__TASK INSTRUCTIONS__: Scan the lines below for "screenshot" and copy the matches.

__RECORDS FOR PROCESSING__:
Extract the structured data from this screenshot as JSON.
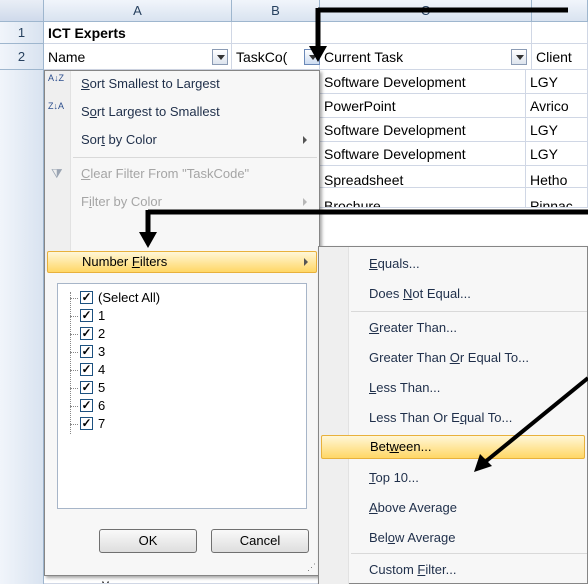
{
  "sheet": {
    "columns": [
      {
        "letter": "A"
      },
      {
        "letter": "B"
      },
      {
        "letter": "C"
      },
      {
        "letter": ""
      }
    ],
    "rows": [
      "1",
      "2"
    ],
    "title": "ICT Experts",
    "headers": {
      "name": "Name",
      "taskcode": "TaskCo(",
      "current_task": "Current Task",
      "client": "Client"
    },
    "visible_data": [
      {
        "task": "Software Development",
        "client": "LGY"
      },
      {
        "task": "PowerPoint",
        "client": "Avrico"
      },
      {
        "task": "Software Development",
        "client": "LGY"
      },
      {
        "task": "Software Development",
        "client": "LGY"
      },
      {
        "task": "Spreadsheet",
        "client": "Hetho"
      },
      {
        "task": "Brochure",
        "client": "Pinnac"
      }
    ],
    "bottom_fragment": "y"
  },
  "filter_menu": {
    "items": [
      {
        "label_pre": "",
        "underline": "S",
        "label_post": "ort Smallest to Largest",
        "icon": "sort-ascending-icon",
        "icon_text": "A↓Z",
        "enabled": true
      },
      {
        "label_pre": "S",
        "underline": "o",
        "label_post": "rt Largest to Smallest",
        "icon": "sort-descending-icon",
        "icon_text": "Z↓A",
        "enabled": true
      },
      {
        "label_pre": "Sor",
        "underline": "t",
        "label_post": " by Color",
        "enabled": true,
        "submenu": true
      },
      {
        "label_pre": "",
        "underline": "C",
        "label_post": "lear Filter From \"TaskCode\"",
        "icon": "clear-filter-icon",
        "enabled": false
      },
      {
        "label_pre": "F",
        "underline": "i",
        "label_post": "lter by Color",
        "enabled": false,
        "submenu": true
      },
      {
        "label_pre": "Number ",
        "underline": "F",
        "label_post": "ilters",
        "enabled": true,
        "submenu": true,
        "highlighted": true
      }
    ],
    "checklist": [
      "(Select All)",
      "1",
      "2",
      "3",
      "4",
      "5",
      "6",
      "7"
    ],
    "ok_label": "OK",
    "cancel_label": "Cancel"
  },
  "number_filters_menu": {
    "items": [
      {
        "pre": "",
        "u": "E",
        "post": "quals..."
      },
      {
        "pre": "Does ",
        "u": "N",
        "post": "ot Equal..."
      },
      {
        "pre": "",
        "u": "G",
        "post": "reater Than..."
      },
      {
        "pre": "Greater Than ",
        "u": "O",
        "post": "r Equal To..."
      },
      {
        "pre": "",
        "u": "L",
        "post": "ess Than..."
      },
      {
        "pre": "Less Than Or E",
        "u": "q",
        "post": "ual To..."
      },
      {
        "pre": "Bet",
        "u": "w",
        "post": "een...",
        "highlighted": true
      },
      {
        "pre": "",
        "u": "T",
        "post": "op 10..."
      },
      {
        "pre": "",
        "u": "A",
        "post": "bove Average"
      },
      {
        "pre": "Bel",
        "u": "o",
        "post": "w Average"
      },
      {
        "pre": "Custom ",
        "u": "F",
        "post": "ilter..."
      }
    ]
  },
  "colors": {
    "highlight": "#ffd766",
    "header": "#d9e3f0",
    "arrow": "#000000"
  }
}
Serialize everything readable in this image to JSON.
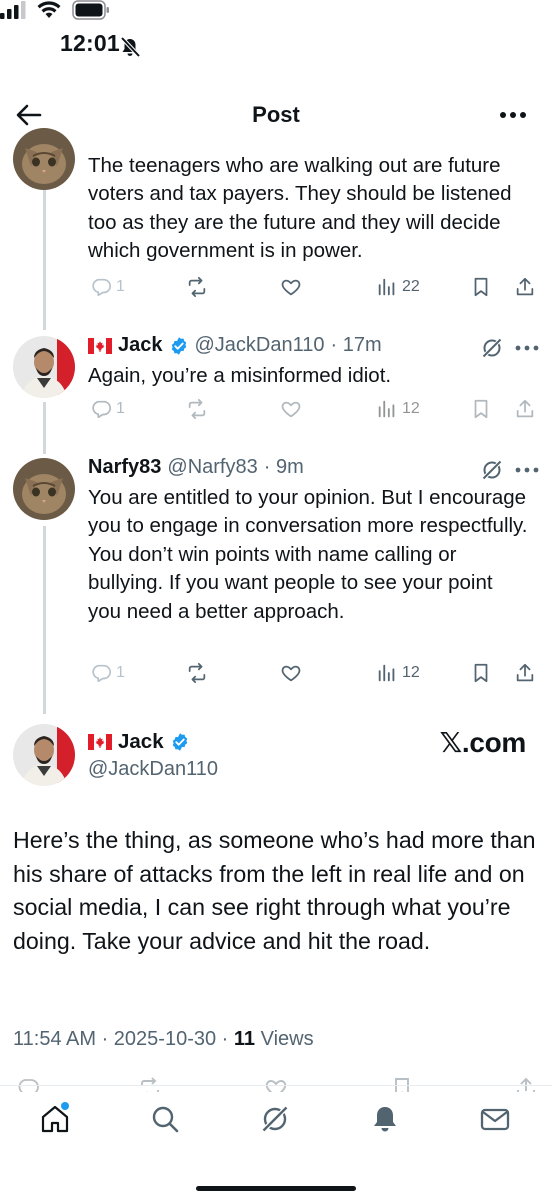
{
  "status_bar": {
    "time": "12:01"
  },
  "header": {
    "title": "Post"
  },
  "tweets": [
    {
      "text": "The teenagers who are walking out are future voters and tax payers. They should be listened too as they are the future and they will decide which government is in power.",
      "replies": "1",
      "views": "22"
    },
    {
      "name": "Jack",
      "handle": "@JackDan110",
      "time": "· 17m",
      "text": "Again, you’re a misinformed idiot.",
      "replies": "1",
      "views": "12"
    },
    {
      "name": "Narfy83",
      "handle": "@Narfy83",
      "time": "· 9m",
      "text": "You are entitled to your opinion. But I encourage you to engage in conversation more respectfully. You don’t win points with name calling or bullying. If you want people to see your point you need a better approach.",
      "replies": "1",
      "views": "12"
    }
  ],
  "main_tweet": {
    "name": "Jack",
    "handle": "@JackDan110",
    "watermark": "𝕏.com",
    "text": "Here’s the thing, as someone who’s had more than his share of attacks from the left in real life and on social media, I can see right through what you’re doing.  Take your advice and hit the road.",
    "time": "11:54 AM",
    "date": "· 2025-10-30 ·",
    "views_count": "11",
    "views_label": "Views"
  },
  "colors": {
    "text": "#0f1419",
    "secondary": "#536471",
    "verified": "#1d9bf0",
    "thread": "#cfd9de",
    "flag_red": "#e11d2a"
  },
  "icons": {
    "back": "arrow-left-icon",
    "more": "more-horizontal-icon",
    "reply": "reply-icon",
    "repost": "repost-icon",
    "like": "heart-icon",
    "views": "views-icon",
    "bookmark": "bookmark-icon",
    "share": "share-icon",
    "grok": "grok-icon"
  }
}
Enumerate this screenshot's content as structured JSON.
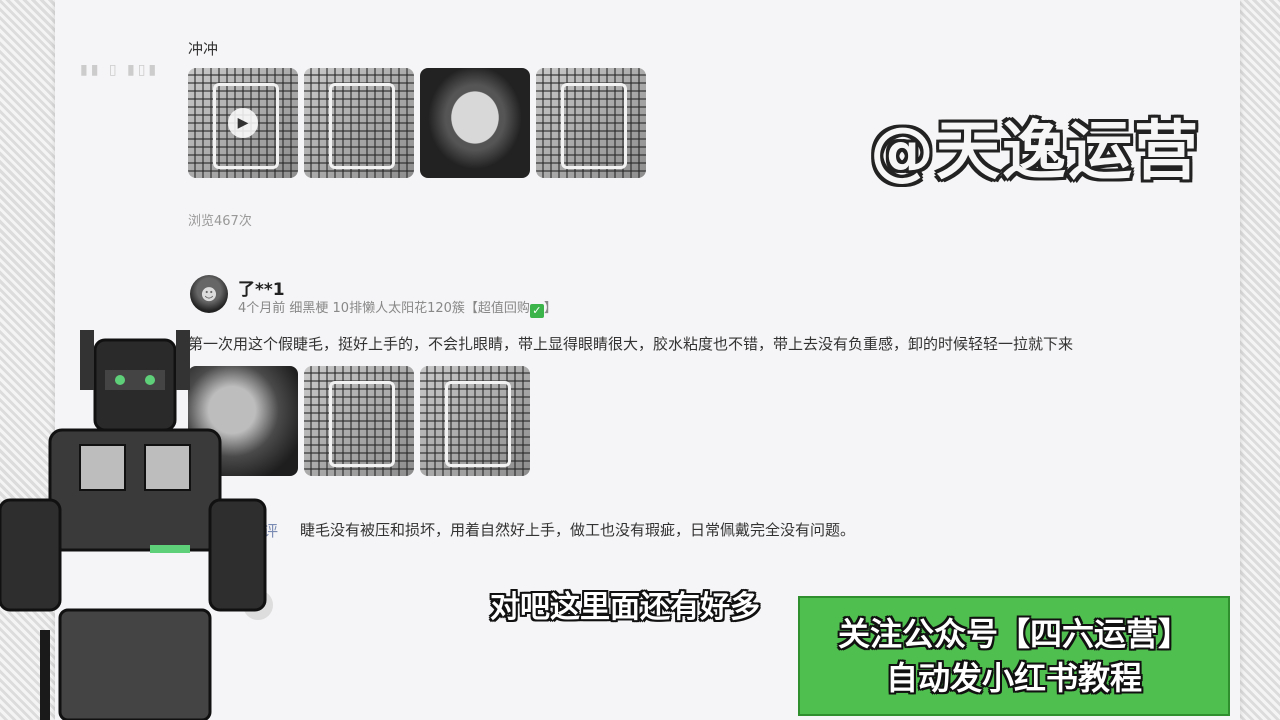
{
  "review1": {
    "text_tail": "冲冲",
    "views": "浏览467次"
  },
  "review2": {
    "username": "了**1",
    "meta": "4个月前 细黑梗 10排懒人太阳花120簇【超值回购",
    "meta_close": "】",
    "text": "第一次用这个假睫毛，挺好上手的，不会扎眼睛，带上显得眼睛很大，胶水粘度也不错，带上去没有负重感，卸的时候轻轻一拉就下来"
  },
  "followup": {
    "label": "后追评",
    "text": "睫毛没有被压和损坏，用着自然好上手，做工也没有瑕疵，日常佩戴完全没有问题。"
  },
  "overlay": {
    "watermark": "@天逸运营",
    "subtitle": "对吧这里面还有好多",
    "promo_line1": "关注公众号【四六运营】",
    "promo_line2": "自动发小红书教程"
  }
}
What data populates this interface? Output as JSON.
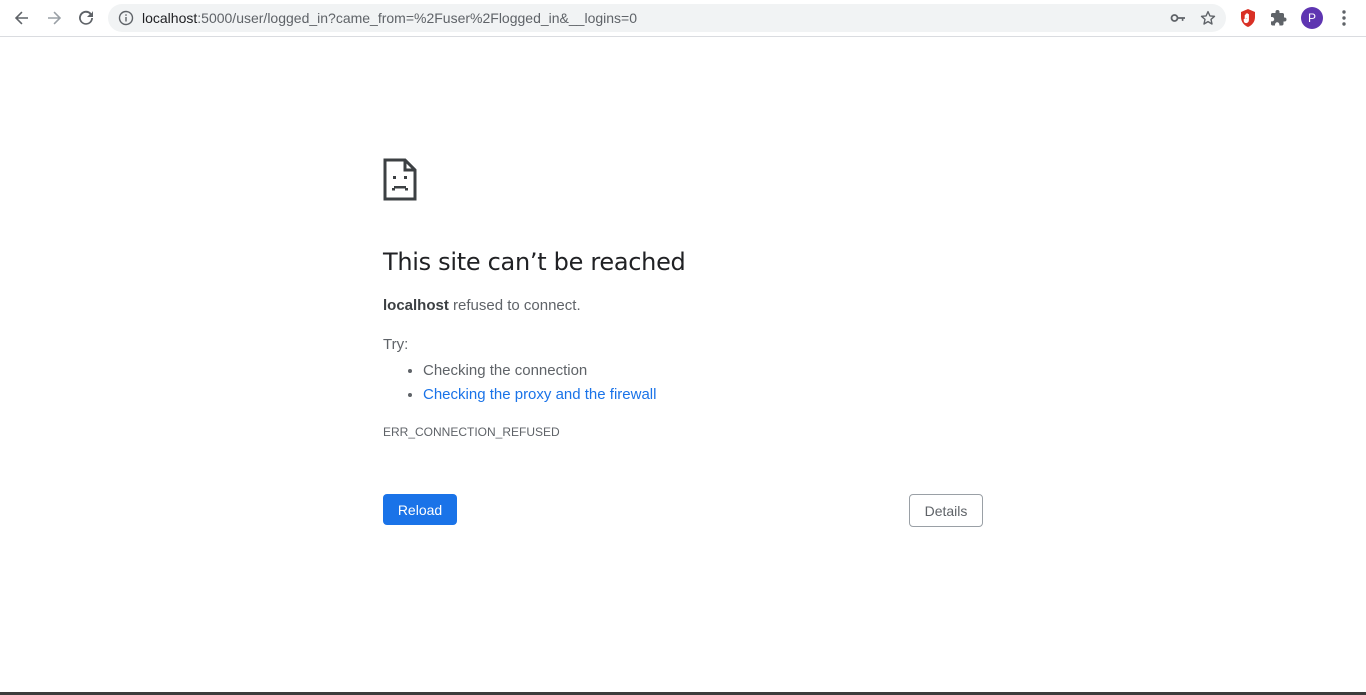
{
  "browser": {
    "url_host": "localhost",
    "url_rest": ":5000/user/logged_in?came_from=%2Fuser%2Flogged_in&__logins=0",
    "avatar_letter": "P",
    "icons": {
      "back": "arrow-left-icon",
      "forward": "arrow-right-icon",
      "reload": "reload-icon",
      "info": "info-icon",
      "key": "key-icon",
      "star": "star-icon",
      "extension_shield": "hand-shield-icon",
      "extensions": "puzzle-icon",
      "menu": "kebab-menu-icon"
    }
  },
  "error_page": {
    "icon": "sad-page-icon",
    "title": "This site can’t be reached",
    "host": "localhost",
    "summary_rest": " refused to connect.",
    "try_label": "Try:",
    "suggestions": [
      "Checking the connection",
      "Checking the proxy and the firewall"
    ],
    "error_code": "ERR_CONNECTION_REFUSED",
    "reload_label": "Reload",
    "details_label": "Details"
  },
  "colors": {
    "primary": "#1a73e8",
    "text_secondary": "#5f6368",
    "avatar": "#5e35b1",
    "shield_ext": "#d93025"
  }
}
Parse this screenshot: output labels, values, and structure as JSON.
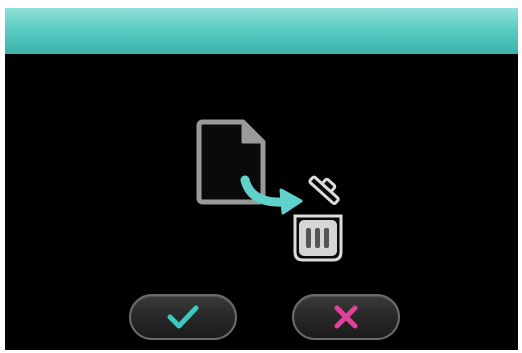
{
  "dialog": {
    "illustration": {
      "icons": [
        "document-icon",
        "arrow-icon",
        "trash-bin-icon"
      ],
      "colors": {
        "outline": "#9a9a9a",
        "arrow": "#5fd3cb",
        "bin": "#dcdcdc"
      }
    },
    "buttons": {
      "confirm": {
        "icon": "checkmark-icon",
        "color": "#3fc7bf"
      },
      "cancel": {
        "icon": "cross-icon",
        "color": "#e2409a"
      }
    }
  },
  "theme": {
    "title_bar_color": "#5ccdc4",
    "background": "#000000"
  }
}
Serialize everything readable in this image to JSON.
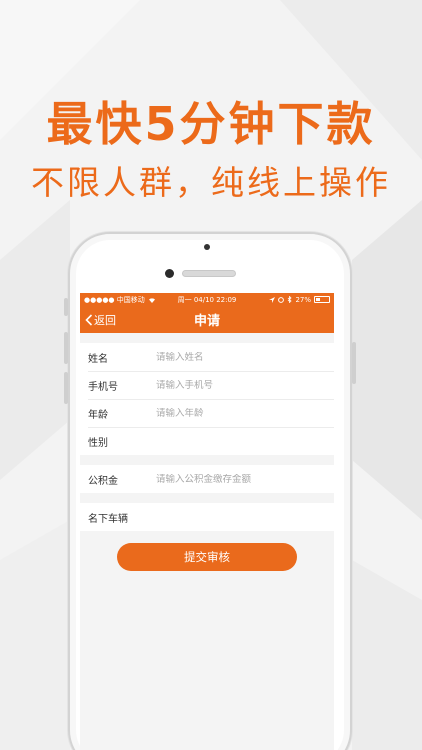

__RESULT OF THE EXERCISE__:
Extract the structured data from this screenshot as JSON.
Enumerate this screenshot's content as structured JSON.
Parse this screenshot: output labels, values, and structure as JSON.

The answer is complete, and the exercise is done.